Review: The New Radicals by Glenn Moss: A Generational Memoir of 1970s South Africa
Reviewed by Martin Plaut
This book brought me up with a jolt; it was hard to read at times. Not because it is badly written, quite the reverse. It was difficult for me because it was walking into my past.
Let me explain. I was born and brought up in Cape Town at the height of apartheid, going to University in 1968. That first year was dominated by one event – a student protest against the failure of the University of Cape Town to confirm the appointment of Archie Mafeje in the Department of African Law. Mafeje was well qualified for the post, but he had one fatal flaw – he was black. And when the government heard of the appointment the Minister made it clear he would not tolerate a black lecturer at a white-only University.
The University caved in and we – the students – occupied the administration building to try to get the decision reversed. We held out for ten days, receiving telegrams of support from the LSE and the Sorbonne, which were in occupation themselves. It was a heady time. But unbeknown to us we also had backing a thousand miles North of Cape Town, in Pretoria. Glenn Moss and his history teacher staged a tiny, two-person protest in our support.
Glenn (whom I later got to know) came to be a leader of the South African radical student movement, of which I was a part. This book traces the history of this movement. It was, mainly, a white movement: a revolt against the life and work of our parent’s generation and their collaboration with apartheid.
It spanned the years 1968 to 1976, when the Soweto uprising put a whole new generation of radical black students into the frame. Glenn participated in protests against the police killings in Soweto, just as I did. For these short eight years we were at the heart of the resistance to apartheid, but Soweto was a game changer and soon others were taking our places.
These eight years were a period during which the ANC and its allies in the Communist Party were dormant inside the country, if not actually moribund. Glenn quotes the ANC as admitting in 1970 that its South African operations were “almost dead”. In 1976 Oliver Tambo accepted that its organisation was “too weak to take advantage” of the Soweto uprising, with “no military presence to speak of.”
It was the student movement – at first only white but then, after the emergence of Steve Biko, black as well – that kept the banner of opposition flying. The ANC was ambivalent about the emergence of any resistance that it did not control. Mac Maharaj (now spokesman for President Jacob Zuma) is said to have denounced Biko as an agent of the CIA.
Not all leaders of the ANC were antagonistic towards us. Glenn records how much news of our (frankly not very effective) opposition meant to Nelson Mandela. In December 1996 Mandela, by now the country’s president, came to Glenn’s own home for a lunch held in the garden, just to thank the student movement for keeping hope alive. It must have been an unforgettable moment.

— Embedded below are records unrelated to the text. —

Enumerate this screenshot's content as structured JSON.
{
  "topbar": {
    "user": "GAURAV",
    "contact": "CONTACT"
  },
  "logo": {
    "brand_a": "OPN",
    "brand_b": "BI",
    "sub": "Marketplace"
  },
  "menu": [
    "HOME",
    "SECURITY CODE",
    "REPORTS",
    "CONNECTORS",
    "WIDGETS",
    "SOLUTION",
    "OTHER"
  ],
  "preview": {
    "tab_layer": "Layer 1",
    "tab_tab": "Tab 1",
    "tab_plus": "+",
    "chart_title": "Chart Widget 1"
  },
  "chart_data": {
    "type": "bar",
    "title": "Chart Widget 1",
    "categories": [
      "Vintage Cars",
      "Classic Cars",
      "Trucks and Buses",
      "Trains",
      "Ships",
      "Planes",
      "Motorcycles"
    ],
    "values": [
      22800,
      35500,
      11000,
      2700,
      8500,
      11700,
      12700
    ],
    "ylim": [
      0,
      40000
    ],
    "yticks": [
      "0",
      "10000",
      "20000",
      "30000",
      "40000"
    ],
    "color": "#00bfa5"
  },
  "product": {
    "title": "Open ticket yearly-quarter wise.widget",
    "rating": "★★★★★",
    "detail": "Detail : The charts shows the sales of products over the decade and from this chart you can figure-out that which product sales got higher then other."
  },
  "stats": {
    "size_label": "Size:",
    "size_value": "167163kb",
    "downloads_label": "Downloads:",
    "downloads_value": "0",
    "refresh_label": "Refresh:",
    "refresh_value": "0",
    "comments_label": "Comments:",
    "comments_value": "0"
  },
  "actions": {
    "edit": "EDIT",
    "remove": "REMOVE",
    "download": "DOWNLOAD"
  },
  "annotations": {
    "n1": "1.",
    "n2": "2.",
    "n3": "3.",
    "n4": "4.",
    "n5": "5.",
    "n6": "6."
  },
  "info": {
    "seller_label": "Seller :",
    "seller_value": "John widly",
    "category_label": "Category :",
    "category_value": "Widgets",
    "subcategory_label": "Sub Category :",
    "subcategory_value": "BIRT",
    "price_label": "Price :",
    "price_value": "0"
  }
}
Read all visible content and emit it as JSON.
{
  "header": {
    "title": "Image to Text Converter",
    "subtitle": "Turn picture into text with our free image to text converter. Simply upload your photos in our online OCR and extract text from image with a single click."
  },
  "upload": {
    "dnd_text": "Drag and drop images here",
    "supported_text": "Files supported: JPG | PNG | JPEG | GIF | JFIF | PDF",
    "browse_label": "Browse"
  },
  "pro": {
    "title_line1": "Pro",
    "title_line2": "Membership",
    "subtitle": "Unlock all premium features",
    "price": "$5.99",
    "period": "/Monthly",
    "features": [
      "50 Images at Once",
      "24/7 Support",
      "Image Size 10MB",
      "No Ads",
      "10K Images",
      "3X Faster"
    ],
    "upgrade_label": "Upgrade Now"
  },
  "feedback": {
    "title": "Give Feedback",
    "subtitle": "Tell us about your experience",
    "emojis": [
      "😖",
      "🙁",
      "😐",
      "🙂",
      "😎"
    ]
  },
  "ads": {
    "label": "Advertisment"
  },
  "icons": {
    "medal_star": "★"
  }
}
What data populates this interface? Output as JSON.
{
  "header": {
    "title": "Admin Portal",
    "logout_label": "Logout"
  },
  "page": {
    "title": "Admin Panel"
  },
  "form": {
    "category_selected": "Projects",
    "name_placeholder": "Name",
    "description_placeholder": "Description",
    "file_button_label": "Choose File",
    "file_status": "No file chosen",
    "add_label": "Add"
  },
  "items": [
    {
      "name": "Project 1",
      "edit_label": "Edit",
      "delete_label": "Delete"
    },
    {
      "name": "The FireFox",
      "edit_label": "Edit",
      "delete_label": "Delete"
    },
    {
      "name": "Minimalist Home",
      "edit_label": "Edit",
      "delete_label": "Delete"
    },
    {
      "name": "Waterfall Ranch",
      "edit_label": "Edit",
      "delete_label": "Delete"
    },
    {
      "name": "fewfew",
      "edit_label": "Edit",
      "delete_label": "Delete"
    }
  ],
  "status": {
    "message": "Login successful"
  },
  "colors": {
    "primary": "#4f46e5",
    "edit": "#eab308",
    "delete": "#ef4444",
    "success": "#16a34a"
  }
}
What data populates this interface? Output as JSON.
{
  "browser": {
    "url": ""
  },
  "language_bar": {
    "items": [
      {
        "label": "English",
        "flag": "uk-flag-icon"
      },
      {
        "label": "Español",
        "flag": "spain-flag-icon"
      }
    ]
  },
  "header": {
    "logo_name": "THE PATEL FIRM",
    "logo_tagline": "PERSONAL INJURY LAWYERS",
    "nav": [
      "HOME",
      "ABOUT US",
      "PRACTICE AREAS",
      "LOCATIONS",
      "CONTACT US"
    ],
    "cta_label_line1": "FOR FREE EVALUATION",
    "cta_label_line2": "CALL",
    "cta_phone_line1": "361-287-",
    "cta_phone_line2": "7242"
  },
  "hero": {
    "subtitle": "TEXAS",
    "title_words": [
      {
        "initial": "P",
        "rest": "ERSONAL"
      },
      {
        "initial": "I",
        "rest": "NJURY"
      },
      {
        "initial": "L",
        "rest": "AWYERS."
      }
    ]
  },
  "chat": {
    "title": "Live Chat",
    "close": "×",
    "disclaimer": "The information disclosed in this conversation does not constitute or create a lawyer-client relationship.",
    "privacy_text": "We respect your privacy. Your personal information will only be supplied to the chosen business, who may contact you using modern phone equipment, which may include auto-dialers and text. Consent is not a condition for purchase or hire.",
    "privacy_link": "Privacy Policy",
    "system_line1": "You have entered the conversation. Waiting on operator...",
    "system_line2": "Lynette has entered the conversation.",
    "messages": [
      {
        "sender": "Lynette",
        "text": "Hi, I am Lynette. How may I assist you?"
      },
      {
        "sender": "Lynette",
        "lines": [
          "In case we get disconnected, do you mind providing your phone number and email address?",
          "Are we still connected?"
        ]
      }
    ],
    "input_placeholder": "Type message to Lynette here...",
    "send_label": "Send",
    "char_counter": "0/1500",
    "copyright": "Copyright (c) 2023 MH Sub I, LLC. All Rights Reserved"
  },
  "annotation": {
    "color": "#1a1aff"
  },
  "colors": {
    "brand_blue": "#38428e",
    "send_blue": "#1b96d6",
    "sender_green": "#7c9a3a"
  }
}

But what were our real achievements? Perhaps most significantly we founded Wages Commissions at most English speaking campuses. These campaigned for the rights of black workers and painfully slowly managed to help the re-emergence of the non-racial trade union movement that is today COSATU – the largest in the country.
We did something else. Our movement, inspired by the New Left associated with publications like New Left Review and the Women’s Movement, represented an alternative to the ANC-Communist Party perspective, which was locked into a cold war ideology. If you want to see our legacy, look at the statements of the Metalworkers union leader, Jim Irvin.
I went into exile, but others paid a much higher price. Some spent years under house arrest or in jail. Others died for the cause – including Neil Aggett, David Webster, Rick Turner and, of course, Steve Biko. This book is really a memorial to them and the non-Stalinist alternative to apartheid that they did so much to build.
Martin Plaut is Senior Fellow, Institute of Commonwealth Studies. He is author of Who Rules South Africa?